Required action: Find the lines below that contain the string "Анвар". Copy each one.

(Records contained in a dataset)
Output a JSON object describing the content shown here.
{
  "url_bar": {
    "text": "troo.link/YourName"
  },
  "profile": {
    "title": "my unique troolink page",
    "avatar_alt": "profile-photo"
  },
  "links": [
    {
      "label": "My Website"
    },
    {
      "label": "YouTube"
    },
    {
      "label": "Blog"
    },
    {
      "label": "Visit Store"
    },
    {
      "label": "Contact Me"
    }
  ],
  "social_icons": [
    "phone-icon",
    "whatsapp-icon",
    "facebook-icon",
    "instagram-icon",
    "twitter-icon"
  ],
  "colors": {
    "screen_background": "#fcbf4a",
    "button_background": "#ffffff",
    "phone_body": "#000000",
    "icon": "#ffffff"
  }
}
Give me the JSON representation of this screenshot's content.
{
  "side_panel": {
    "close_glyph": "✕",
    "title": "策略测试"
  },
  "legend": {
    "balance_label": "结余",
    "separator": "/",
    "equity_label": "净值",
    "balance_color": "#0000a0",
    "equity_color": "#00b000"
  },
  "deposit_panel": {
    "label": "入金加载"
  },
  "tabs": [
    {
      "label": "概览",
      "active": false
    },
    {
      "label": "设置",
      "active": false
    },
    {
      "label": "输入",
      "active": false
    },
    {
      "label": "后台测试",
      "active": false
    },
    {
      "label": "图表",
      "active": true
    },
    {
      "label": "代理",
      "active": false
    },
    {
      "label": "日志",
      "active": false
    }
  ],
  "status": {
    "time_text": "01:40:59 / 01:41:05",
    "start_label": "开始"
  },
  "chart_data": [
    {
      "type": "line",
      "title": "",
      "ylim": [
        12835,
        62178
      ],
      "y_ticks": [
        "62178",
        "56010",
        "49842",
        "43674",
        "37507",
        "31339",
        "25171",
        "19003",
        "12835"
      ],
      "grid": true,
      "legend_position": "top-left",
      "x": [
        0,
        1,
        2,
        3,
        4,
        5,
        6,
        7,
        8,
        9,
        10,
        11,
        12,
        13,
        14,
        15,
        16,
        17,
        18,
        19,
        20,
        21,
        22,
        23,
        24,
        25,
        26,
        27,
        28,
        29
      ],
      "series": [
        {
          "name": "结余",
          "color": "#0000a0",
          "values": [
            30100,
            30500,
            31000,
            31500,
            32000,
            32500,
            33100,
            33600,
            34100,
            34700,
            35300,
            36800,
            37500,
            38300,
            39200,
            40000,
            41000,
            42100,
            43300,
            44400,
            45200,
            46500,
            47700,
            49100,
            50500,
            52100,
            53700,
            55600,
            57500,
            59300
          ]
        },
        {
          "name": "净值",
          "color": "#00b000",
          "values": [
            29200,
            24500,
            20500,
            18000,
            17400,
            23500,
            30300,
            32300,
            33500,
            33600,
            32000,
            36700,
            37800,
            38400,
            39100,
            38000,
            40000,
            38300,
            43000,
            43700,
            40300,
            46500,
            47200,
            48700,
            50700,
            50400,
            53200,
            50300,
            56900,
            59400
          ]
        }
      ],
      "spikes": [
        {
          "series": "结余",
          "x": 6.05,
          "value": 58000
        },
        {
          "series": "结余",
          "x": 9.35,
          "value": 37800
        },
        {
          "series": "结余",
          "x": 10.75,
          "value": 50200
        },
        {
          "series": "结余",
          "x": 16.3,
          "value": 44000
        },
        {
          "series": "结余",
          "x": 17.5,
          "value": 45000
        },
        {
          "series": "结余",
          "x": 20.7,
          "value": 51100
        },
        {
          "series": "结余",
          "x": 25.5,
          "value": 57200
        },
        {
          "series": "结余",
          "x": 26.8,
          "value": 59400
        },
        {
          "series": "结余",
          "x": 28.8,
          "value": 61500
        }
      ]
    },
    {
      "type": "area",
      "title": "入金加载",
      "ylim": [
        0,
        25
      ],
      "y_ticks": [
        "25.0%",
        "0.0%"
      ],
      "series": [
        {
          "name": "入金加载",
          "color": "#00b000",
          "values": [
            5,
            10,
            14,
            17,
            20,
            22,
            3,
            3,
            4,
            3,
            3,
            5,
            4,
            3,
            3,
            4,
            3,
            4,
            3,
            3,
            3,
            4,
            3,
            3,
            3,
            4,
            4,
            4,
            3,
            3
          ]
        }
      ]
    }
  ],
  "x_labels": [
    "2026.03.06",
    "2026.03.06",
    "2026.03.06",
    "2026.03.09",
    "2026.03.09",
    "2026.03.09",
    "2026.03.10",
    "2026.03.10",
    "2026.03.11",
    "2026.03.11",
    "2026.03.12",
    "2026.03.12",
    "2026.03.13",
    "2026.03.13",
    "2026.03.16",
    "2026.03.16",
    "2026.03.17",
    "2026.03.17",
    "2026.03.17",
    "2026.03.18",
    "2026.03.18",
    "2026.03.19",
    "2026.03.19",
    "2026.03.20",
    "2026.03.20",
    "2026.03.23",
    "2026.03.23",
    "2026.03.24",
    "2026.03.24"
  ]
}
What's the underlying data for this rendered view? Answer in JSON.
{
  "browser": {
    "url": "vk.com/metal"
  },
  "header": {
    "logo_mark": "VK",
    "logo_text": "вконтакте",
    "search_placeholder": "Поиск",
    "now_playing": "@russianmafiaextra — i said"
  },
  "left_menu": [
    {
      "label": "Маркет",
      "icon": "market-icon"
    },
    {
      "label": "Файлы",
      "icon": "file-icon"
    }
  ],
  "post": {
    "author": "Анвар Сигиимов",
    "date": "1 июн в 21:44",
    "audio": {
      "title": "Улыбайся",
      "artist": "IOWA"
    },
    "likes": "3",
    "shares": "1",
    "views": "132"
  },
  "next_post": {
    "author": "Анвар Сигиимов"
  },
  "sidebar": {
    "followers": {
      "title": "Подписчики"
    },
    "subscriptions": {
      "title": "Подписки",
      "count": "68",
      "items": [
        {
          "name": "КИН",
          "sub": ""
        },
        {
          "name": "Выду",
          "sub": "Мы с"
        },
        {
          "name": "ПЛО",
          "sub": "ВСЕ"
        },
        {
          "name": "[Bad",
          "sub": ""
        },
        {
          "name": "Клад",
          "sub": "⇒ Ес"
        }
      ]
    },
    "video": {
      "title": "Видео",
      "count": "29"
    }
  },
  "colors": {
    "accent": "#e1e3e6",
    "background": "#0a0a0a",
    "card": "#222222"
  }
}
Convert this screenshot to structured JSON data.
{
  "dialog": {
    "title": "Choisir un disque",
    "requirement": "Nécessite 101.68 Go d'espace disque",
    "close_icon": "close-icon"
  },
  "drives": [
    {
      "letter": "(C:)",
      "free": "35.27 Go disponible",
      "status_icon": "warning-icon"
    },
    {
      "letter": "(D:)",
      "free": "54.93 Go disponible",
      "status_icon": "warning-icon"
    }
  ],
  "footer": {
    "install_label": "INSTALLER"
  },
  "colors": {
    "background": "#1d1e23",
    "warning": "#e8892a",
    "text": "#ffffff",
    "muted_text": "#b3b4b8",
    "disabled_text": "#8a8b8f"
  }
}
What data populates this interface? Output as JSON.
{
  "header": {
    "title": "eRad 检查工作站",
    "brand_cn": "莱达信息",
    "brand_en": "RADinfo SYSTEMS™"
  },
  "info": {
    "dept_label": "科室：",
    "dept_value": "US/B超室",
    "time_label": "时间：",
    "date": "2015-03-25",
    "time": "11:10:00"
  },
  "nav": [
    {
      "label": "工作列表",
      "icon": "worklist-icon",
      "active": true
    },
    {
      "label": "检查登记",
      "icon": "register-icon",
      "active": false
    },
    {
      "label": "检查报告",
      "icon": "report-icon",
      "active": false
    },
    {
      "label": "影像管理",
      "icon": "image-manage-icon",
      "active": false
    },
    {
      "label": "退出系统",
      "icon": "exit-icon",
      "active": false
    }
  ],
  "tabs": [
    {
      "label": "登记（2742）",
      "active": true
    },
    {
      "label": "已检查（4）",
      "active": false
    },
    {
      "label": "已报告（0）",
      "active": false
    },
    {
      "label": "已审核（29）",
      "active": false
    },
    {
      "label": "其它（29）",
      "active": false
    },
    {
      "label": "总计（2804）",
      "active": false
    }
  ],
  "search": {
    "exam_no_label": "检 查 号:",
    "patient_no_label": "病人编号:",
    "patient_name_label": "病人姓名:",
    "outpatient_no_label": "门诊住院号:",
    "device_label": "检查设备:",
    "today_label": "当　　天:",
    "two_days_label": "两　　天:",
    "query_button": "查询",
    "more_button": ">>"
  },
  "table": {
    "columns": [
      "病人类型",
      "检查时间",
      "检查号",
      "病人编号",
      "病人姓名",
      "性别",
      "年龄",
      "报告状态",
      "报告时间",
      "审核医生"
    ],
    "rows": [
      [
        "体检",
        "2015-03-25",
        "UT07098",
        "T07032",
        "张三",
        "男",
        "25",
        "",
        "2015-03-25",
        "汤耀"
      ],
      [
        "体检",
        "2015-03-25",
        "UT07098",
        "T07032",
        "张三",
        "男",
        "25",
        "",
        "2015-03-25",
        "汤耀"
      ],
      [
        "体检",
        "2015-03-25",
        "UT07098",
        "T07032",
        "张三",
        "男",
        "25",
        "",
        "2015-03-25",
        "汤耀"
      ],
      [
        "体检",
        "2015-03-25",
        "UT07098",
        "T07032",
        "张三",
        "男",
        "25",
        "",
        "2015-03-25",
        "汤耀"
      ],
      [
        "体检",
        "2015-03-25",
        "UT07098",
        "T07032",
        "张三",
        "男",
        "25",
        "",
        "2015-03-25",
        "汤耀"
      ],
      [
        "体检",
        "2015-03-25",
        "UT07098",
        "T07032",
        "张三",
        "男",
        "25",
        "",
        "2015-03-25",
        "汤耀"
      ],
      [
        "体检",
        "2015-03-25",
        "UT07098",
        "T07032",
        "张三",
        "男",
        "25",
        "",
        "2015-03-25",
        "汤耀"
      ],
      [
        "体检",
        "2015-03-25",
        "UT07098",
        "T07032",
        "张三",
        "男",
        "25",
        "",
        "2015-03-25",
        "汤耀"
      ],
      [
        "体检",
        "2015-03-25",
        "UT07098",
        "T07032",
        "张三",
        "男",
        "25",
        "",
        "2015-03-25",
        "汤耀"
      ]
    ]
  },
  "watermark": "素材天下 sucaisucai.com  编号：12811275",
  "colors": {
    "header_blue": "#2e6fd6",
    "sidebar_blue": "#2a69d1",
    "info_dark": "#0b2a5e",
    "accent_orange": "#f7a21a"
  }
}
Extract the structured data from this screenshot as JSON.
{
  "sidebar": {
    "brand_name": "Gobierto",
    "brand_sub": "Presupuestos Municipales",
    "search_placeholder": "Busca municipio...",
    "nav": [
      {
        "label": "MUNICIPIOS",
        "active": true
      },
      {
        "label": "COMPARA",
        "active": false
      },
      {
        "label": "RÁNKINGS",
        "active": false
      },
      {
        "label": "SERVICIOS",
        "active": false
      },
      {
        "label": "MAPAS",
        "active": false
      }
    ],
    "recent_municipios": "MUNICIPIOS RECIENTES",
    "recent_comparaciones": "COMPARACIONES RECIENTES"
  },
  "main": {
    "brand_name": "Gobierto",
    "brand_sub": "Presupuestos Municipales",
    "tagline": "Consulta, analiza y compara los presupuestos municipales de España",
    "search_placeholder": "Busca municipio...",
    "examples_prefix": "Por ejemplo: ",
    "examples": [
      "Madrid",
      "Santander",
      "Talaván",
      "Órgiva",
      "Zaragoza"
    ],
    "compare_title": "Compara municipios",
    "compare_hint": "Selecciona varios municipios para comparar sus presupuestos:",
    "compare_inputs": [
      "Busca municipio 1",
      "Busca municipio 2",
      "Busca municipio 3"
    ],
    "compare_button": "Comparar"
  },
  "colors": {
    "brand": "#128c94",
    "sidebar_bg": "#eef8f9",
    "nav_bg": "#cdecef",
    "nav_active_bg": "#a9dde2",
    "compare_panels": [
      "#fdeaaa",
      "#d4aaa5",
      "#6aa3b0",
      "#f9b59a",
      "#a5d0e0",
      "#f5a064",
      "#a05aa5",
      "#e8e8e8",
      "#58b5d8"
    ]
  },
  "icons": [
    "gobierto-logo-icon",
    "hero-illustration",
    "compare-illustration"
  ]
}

The answer:
    "author": "Анвар Сигиимов",
    "author": "Анвар Сигиимов"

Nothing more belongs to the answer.